Start of DATASET RECORDS
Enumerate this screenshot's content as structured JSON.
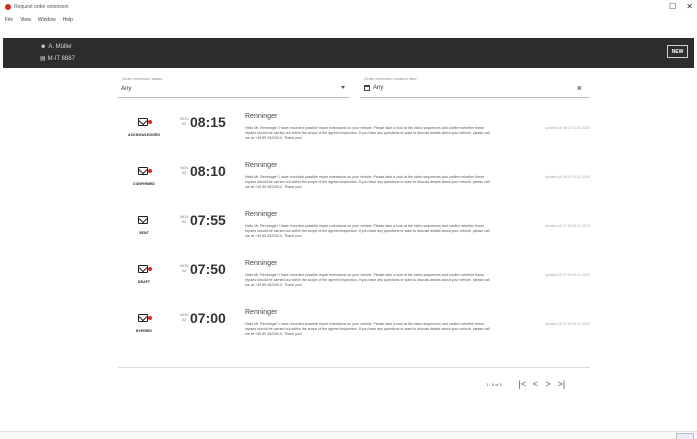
{
  "window": {
    "title": "Request order extension",
    "controls": [
      "☐",
      "✕"
    ]
  },
  "menu": [
    "File",
    "View",
    "Window",
    "Help"
  ],
  "header": {
    "owner": "A. Müller",
    "plate": "M-IT 8887",
    "new_label": "NEW"
  },
  "filters": {
    "status_label": "Order extension status",
    "status_value": "Any",
    "date_label": "Order extension creation date",
    "date_value": "Any"
  },
  "entries": [
    {
      "status": "ACKNOWLEDGED",
      "month": "NOV",
      "day": "02",
      "time": "08:15",
      "title": "Renninger",
      "text": "Hello Mr. Renninger! I have recorded possible repair extensions on your vehicle. Please take a look at the video sequences and confirm whether these repairs should be carried out within the scope of the agreed inspection. If you have any questions or want to discuss details about your vehicle, please call me at +49 89 452200-0. Thank you!",
      "updated": "updated @ 08:15 02.11.2020"
    },
    {
      "status": "CONFIRMED",
      "month": "NOV",
      "day": "02",
      "time": "08:10",
      "title": "Renninger",
      "text": "Hello Mr. Renninger! I have recorded possible repair extensions on your vehicle. Please take a look at the video sequences and confirm whether these repairs should be carried out within the scope of the agreed inspection. If you have any questions or want to discuss details about your vehicle, please call me at +49 89 452200-0. Thank you!",
      "updated": "updated @ 08:10 02.11.2020"
    },
    {
      "status": "SENT",
      "month": "NOV",
      "day": "02",
      "time": "07:55",
      "title": "Renninger",
      "text": "Hello Mr. Renninger! I have recorded possible repair extensions on your vehicle. Please take a look at the video sequences and confirm whether these repairs should be carried out within the scope of the agreed inspection. If you have any questions or want to discuss details about your vehicle, please call me at +49 89 452200-0. Thank you!",
      "updated": "updated @ 07:55 02.11.2020"
    },
    {
      "status": "DRAFT",
      "month": "NOV",
      "day": "02",
      "time": "07:50",
      "title": "Renninger",
      "text": "Hello Mr. Renninger! I have recorded possible repair extensions on your vehicle. Please take a look at the video sequences and confirm whether these repairs should be carried out within the scope of the agreed inspection. If you have any questions or want to discuss details about your vehicle, please call me at +49 89 452200-0. Thank you!",
      "updated": "updated @ 07:50 02.11.2020"
    },
    {
      "status": "EXPIRED",
      "month": "NOV",
      "day": "02",
      "time": "07:00",
      "title": "Renninger",
      "text": "Hello Mr. Renninger! I have recorded possible repair extensions on your vehicle. Please take a look at the video sequences and confirm whether these repairs should be carried out within the scope of the agreed inspection. If you have any questions or want to discuss details about your vehicle, please call me at +49 89 452200-0. Thank you!",
      "updated": "updated @ 07:00 02.11.2020"
    }
  ],
  "pagination": {
    "range": "1 - 5 of 5",
    "first": "|<",
    "prev": "<",
    "next": ">",
    "last": ">|"
  },
  "icons": {
    "status": "envelope-icon",
    "owner": "person-icon",
    "plate": "car-icon",
    "date_filter": "calendar-icon"
  },
  "colors": {
    "header_bg": "#2d2d2d",
    "accent": "#d9281c"
  }
}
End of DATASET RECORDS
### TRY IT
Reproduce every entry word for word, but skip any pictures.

### EXERCISE RESULT
Enumerate this screenshot's content as structured JSON.
{
  "window": {
    "title": "Request order extension",
    "controls": [
      "☐",
      "✕"
    ]
  },
  "menu": [
    "File",
    "View",
    "Window",
    "Help"
  ],
  "header": {
    "owner": "A. Müller",
    "plate": "M-IT 8887",
    "new_label": "NEW"
  },
  "filters": {
    "status_label": "Order extension status",
    "status_value": "Any",
    "date_label": "Order extension creation date",
    "date_value": "Any"
  },
  "entries": [
    {
      "status": "ACKNOWLEDGED",
      "month": "NOV",
      "day": "02",
      "time": "08:15",
      "title": "Renninger",
      "text": "Hello Mr. Renninger! I have recorded possible repair extensions on your vehicle. Please take a look at the video sequences and confirm whether these repairs should be carried out within the scope of the agreed inspection. If you have any questions or want to discuss details about your vehicle, please call me at +49 89 452200-0. Thank you!",
      "updated": "updated @ 08:15 02.11.2020"
    },
    {
      "status": "CONFIRMED",
      "month": "NOV",
      "day": "02",
      "time": "08:10",
      "title": "Renninger",
      "text": "Hello Mr. Renninger! I have recorded possible repair extensions on your vehicle. Please take a look at the video sequences and confirm whether these repairs should be carried out within the scope of the agreed inspection. If you have any questions or want to discuss details about your vehicle, please call me at +49 89 452200-0. Thank you!",
      "updated": "updated @ 08:10 02.11.2020"
    },
    {
      "status": "SENT",
      "month": "NOV",
      "day": "02",
      "time": "07:55",
      "title": "Renninger",
      "text": "Hello Mr. Renninger! I have recorded possible repair extensions on your vehicle. Please take a look at the video sequences and confirm whether these repairs should be carried out within the scope of the agreed inspection. If you have any questions or want to discuss details about your vehicle, please call me at +49 89 452200-0. Thank you!",
      "updated": "updated @ 07:55 02.11.2020"
    },
    {
      "status": "DRAFT",
      "month": "NOV",
      "day": "02",
      "time": "07:50",
      "title": "Renninger",
      "text": "Hello Mr. Renninger! I have recorded possible repair extensions on your vehicle. Please take a look at the video sequences and confirm whether these repairs should be carried out within the scope of the agreed inspection. If you have any questions or want to discuss details about your vehicle, please call me at +49 89 452200-0. Thank you!",
      "updated": "updated @ 07:50 02.11.2020"
    },
    {
      "status": "EXPIRED",
      "month": "NOV",
      "day": "02",
      "time": "07:00",
      "title": "Renninger",
      "text": "Hello Mr. Renninger! I have recorded possible repair extensions on your vehicle. Please take a look at the video sequences and confirm whether these repairs should be carried out within the scope of the agreed inspection. If you have any questions or want to discuss details about your vehicle, please call me at +49 89 452200-0. Thank you!",
      "updated": "updated @ 07:00 02.11.2020"
    }
  ],
  "pagination": {
    "range": "1 - 5 of 5",
    "first": "|<",
    "prev": "<",
    "next": ">",
    "last": ">|"
  },
  "icons": {
    "status": "envelope-icon",
    "owner": "person-icon",
    "plate": "car-icon",
    "date_filter": "calendar-icon"
  },
  "colors": {
    "header_bg": "#2d2d2d",
    "accent": "#d9281c"
  }
}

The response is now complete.